A Residents' Support Group is an independent self-led and self-determining group of families and friends of residents. It's motivation and purpose is to promote and improve the quality of life for those who live in a nursing home.

A support group usually meets monthly at the nursing home; is run by relatives and friends or residents. It may also have access to a staff member at the nursing home, who assists the group but importantly, is not a member.

The name of the group may vary, but the intentions are similar. Resident's Support Groups may also be known as any of the following:

  • Family Council;
  • Residents and Relatives Group;
  • Family and Friends Group;
  • or Family Support Group.

Care recipients' rights - residential care

The Aged Care Act 1997 states that all facilities must have a Charter of Care Recipients' Rights and Responsibilities - Residential Care, which detail the rights and responsibilities of all residents including personal, civil, legal and consumer rights. The Charter also outlines care recipients' responsibilities in relation to other residents and staff.

Benefits of a Residents' Support Group

For relatives and friends:

  • Offers ongoing support with strength drawn from shared experiences.
  • Provides an opportunity to express concerns and explore solutions as a group.
  • Builds communication with staff and creates a team environment.
  • Educates and informs members about long-term care topics, e.g. Residents’ Rights, the survey process, and problem resolution.
  • Give families a voice in decisions that affect them and their family members.

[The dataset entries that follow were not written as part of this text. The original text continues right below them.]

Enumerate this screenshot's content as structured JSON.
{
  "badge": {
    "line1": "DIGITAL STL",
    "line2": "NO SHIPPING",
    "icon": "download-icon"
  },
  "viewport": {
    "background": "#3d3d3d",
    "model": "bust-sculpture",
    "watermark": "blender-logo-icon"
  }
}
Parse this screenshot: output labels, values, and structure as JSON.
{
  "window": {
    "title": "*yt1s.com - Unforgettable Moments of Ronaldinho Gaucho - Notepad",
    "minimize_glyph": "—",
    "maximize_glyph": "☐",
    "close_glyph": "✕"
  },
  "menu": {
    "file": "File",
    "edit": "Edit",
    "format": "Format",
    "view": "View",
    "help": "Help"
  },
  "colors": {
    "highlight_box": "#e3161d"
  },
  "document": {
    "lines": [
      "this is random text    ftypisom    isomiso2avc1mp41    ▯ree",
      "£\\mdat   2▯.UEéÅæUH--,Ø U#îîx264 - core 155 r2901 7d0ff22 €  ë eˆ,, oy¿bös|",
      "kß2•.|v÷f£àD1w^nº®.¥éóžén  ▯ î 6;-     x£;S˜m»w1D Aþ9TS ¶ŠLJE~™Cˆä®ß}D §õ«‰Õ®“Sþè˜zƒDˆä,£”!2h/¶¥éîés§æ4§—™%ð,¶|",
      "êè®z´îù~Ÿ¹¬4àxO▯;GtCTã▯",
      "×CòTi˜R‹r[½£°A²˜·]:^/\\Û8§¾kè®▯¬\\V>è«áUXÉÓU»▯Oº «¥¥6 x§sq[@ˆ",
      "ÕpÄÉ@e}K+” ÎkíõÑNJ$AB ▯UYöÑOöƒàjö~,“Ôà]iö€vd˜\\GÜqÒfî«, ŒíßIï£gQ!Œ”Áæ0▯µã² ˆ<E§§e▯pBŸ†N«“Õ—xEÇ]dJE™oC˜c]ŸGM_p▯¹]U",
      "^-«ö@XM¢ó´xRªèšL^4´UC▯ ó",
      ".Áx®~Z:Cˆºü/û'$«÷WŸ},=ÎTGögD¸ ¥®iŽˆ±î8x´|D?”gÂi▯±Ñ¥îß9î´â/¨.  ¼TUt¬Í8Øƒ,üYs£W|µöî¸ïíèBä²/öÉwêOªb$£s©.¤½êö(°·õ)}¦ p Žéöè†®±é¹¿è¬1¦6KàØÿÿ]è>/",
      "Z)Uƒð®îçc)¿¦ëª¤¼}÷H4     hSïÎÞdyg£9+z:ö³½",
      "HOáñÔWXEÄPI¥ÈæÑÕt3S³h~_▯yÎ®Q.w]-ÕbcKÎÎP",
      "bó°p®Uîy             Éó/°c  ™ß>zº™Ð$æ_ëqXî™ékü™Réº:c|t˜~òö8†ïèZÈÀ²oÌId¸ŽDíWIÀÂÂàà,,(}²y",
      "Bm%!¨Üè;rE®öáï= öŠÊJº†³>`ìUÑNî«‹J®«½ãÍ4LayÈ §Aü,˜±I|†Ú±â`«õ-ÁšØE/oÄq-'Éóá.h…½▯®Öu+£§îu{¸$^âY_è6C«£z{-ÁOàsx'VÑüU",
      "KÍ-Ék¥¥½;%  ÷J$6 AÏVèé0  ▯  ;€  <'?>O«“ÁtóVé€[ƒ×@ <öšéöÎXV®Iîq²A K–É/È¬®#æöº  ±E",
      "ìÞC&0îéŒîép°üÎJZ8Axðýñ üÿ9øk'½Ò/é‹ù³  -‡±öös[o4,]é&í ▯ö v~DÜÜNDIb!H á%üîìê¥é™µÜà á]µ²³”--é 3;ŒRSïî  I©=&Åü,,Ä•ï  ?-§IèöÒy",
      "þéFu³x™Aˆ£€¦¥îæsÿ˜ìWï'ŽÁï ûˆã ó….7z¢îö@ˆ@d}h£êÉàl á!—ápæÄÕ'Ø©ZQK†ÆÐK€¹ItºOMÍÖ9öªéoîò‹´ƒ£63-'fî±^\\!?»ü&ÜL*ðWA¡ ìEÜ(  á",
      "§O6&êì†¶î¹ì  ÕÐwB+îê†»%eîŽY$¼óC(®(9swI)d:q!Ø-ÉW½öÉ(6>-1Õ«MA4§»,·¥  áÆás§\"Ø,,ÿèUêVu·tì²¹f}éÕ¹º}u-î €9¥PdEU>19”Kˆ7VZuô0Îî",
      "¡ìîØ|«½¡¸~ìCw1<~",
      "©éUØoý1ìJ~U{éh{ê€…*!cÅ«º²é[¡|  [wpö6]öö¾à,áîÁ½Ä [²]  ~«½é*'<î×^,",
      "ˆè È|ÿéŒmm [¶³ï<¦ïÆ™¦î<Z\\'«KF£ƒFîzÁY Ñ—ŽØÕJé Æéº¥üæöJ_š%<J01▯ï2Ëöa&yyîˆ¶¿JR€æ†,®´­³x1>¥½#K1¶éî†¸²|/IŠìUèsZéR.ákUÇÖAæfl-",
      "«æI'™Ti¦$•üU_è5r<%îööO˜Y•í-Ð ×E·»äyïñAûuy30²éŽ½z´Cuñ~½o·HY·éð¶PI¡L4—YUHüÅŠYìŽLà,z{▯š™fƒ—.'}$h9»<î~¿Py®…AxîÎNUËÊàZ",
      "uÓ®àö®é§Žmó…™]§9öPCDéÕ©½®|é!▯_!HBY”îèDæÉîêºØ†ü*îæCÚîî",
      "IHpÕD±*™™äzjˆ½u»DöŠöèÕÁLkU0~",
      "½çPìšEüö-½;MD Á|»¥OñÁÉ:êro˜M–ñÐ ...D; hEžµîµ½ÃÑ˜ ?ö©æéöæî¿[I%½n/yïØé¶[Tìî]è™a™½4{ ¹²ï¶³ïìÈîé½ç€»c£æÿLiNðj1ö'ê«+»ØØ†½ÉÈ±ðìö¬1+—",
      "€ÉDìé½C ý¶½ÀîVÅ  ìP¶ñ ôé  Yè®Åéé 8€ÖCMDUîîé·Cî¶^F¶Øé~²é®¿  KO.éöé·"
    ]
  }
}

For residents:

  • Advances the quality of care for the benefit of all residents through teamwork.
  • Advocates on behalf of all residents.
  • Supports residents who do not have locally involved families or friends.
  • Provides a connection to a community outside the nursing home.
  • Plans group sponsored activities and events for residents.
  • Give residents a voice in decisions that affect them.

For the nursing home:

  • Builds two-way communication between the staff and group members.
  • Provides the staff with an advisory committee for new ideas on quality of life issues for residents.
  • Offers an opportunity to know families, friends, and residents.
  • Promotes staff appreciation and team interaction.

Starting a Resident's Support Group in a nursing home can be an excellent way to voice concerns in an open forum. The larger the group, the greater the potential that the nursing home will pay attention to any concerns that are raised. Remember, these are all potential witnesses that can help to corroborate concerns or events.

It is also much easier to voice concerns when it isn't only you or your loved one up against the entire system. The nursing home may select a liaison staff member to respond to the group's concerns.

Purposes vary greatly from group to group, depending upon the interests and needs of group members. A general set of purposes should be agreed upon when a group is new and revised as the goals and interests of members change.

To maximise the effect of the resident support group, you should ensure that the group is able to conduct meetings with other residents/family members, and not have management overtake or organise the group on your behalf. This defeats the purpose of meeting, and many residents family members may feel they are not able to speak as freely as possible.

Independence of Resident Support Groups are essential.

Strength in numbers: Get organised!

Relatives of nursing home residents have discovered strength in numbers. They have begun to organise more "family meetings" at their nursing homes to advocate for better care.

Other family members who have formed groups, give each other moral support, act as added sets of eyes and ears around the nursing home, and bring grievances to the facility's attention.

By presenting a united front, family members have persuaded nursing homes to respond more quickly to residents' call buttons, improve the meals and even hire more staff. Family members are enjoying renewed attention nationwide because many of their newer leaders are baby boomers, whose generation is known for its ability to speak out.

Though some facility manager's may resist the Resident Support Group's at first, a supportive nursing home and environment will welcome the groups because they encourage family participation and accountability from the facility and staff.

Many families hesitate to bring up problems because they're afraid the nursing home staff will retaliate against their relatives. Others complain but find their grievances fall on deaf ears. Advocates suggest that a Resident Support Group can add weight to a complaint.

How to organise a Resident's Support Group

  • Determine the need. As few as two or three families can organise a group.
  • Contact interested family and friends to set a time for an initial meeting.
  • Meeting announcements can be posted on bulletin boards, or emailed to family members.
    Ask visitors of residents if they will join you in planning a Resident's Support Group.
  • Approach the manager or designated staff person about sending an organisational meeting letter to family and friends. (Nursing homes must provide private meeting space for residents and their family members.)
  • Request to have an insert included in the monthly billing statement about starting a family and friends group.
  • Keep a copy of the minutes from the meetings and what concerns you discuss.


#1 Sundack Gladys 2020-08-28 02:52
Hi, the nursing home where my mom is at has no support groups, I am interested in leading one, have called the appropriate person but after talking to her, she still has not gotten back to me. I sense some reluctance. I would love your guidance.